“Many times they were awakened by the traffic of the dead,” (or so goes the larvae, preparing itself for its growth, here): “They could hear Ursula fighting against the laws of creation to maintain the line, and Jose Arcadio Buendia searching for the mythical truth of the great inventions, and Fernanda praying, and Colonel Aureliano Buendia stupefying himself with the deception of war and the little gold fishes, and Aureliano Segundo dying of solitude in the turmoil of his debauches, and then they learned that dominant obsessions can prevail against death and they were happy again with the certainty that they would go on loving each other in their shape and apparitions long after other species of future animals would steal from the insects the paradise of misery that the insects were finally stealing from man.”
Even the reader unfamiliar with the references of characters earlier in the novel can appreciate the tremendous grounds that this sentence covers: from the ‘laws of creation’ that are fought by Ursula to ‘maintain the line’ of descendants (hers), each of whom is deluding him/herself in frivolous obsessions (‘mythical pursuit’, ‘deception of war’, ‘debauches’, and even ‘praying’ to an extent), the pursuits of which, however misguided, nevertheless lead the lovers to the discovery that their legacy (obsession) can be their mutual love, which will outlast all civilization as the law of decomposition: ashes to ashes and dust to dust; the law Ursula once fought, returns life to the lowly creatures that have preexisted before even humanity. Remark the themes of life continuity, fruitless struggle, and the everlasting power of love, all of which go seamlessly tied together in this one sentence of prose. And it is only one sentence!
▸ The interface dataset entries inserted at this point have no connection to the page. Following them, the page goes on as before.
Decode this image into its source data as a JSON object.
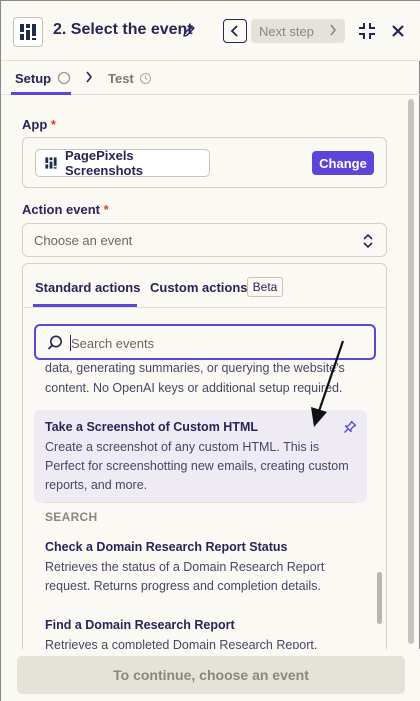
{
  "header": {
    "step_title": "2. Select the event",
    "next_step_label": "Next step"
  },
  "tabs": {
    "setup_label": "Setup",
    "test_label": "Test"
  },
  "form": {
    "app_label": "App",
    "app_required_mark": "*",
    "app_name": "PagePixels Screenshots",
    "change_label": "Change",
    "action_event_label": "Action event",
    "action_event_required_mark": "*",
    "action_event_placeholder": "Choose an event"
  },
  "dropdown": {
    "tabs": {
      "standard": "Standard actions",
      "custom": "Custom actions",
      "beta_badge": "Beta"
    },
    "search_placeholder": "Search events",
    "intro_text": "data, generating summaries, or querying the website's content. No OpenAI keys or additional setup required.",
    "items": [
      {
        "title": "Take a Screenshot of Custom HTML",
        "description": "Create a screenshot of any custom HTML. This is Perfect for screenshotting new emails, creating custom reports, and more."
      }
    ],
    "search_section": {
      "label": "SEARCH",
      "items": [
        {
          "title": "Check a Domain Research Report Status",
          "description": "Retrieves the status of a Domain Research Report request. Returns progress and completion details."
        },
        {
          "title": "Find a Domain Research Report",
          "description": "Retrieves a completed Domain Research Report."
        }
      ]
    }
  },
  "footer": {
    "continue_label": "To continue, choose an event"
  },
  "colors": {
    "accent": "#5b46d9",
    "text_primary": "#2b2358",
    "required": "#d9412b",
    "background": "#fbf9f3",
    "highlight_row": "#eeebf4"
  }
}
Perhaps a bit of plot would be best to put all this into context? We have some of it, but not enough to reveal much of the novel’s true worth. What Marquez gives us is a place, Macondo (Columbia, depending on how you want to look at it), and a history that is less a series of dates and events than it is the people who live it.
History subject to the lives of its ancestry. This is what we have, and it accounts for the marvels one will read; of giants and timid girls who eat the paint of the house and dirt of the fields; of wars and firing squads, mysterious deaths and incestuous relationships, and at the very end, a fantastic conclusion straight out of Revelations with one of the most beautiful ending lines every written:
“Before reaching the final line, however, he had already understood that he would never leave that room, for it was foreseen that the city of mirrors (or mirages) would be wiped out by the wind and exiled from the memory of men at the precise moment when Aureliano Babilonia would finish deciphering the tablets, and that everything written on them was unrepeatable since time immemorial and forever more, because races condemned to one hundred years of solitude did not have a second opportunity on earth.”
Perhaps it’s all a fabulous waste of time attempting to focus a single interpretation where there is so much to be found. Don’t lose your bearings, Jose Arcadio Buendia cautions, and yet you will inevitably as language and yarn, history and character threaten to overwhelm. This, unfortunately, is one of the few drawbacks to Gabriel Garcia Marquez’s astounding novel: the feeling that whatever we’re reading, whatever we’ve read and indeed, whatever we will read, will only ever be but a shadow of the whole picture: one that we may never fully comprehend, even if given one hundred years of solitude to parse it all out.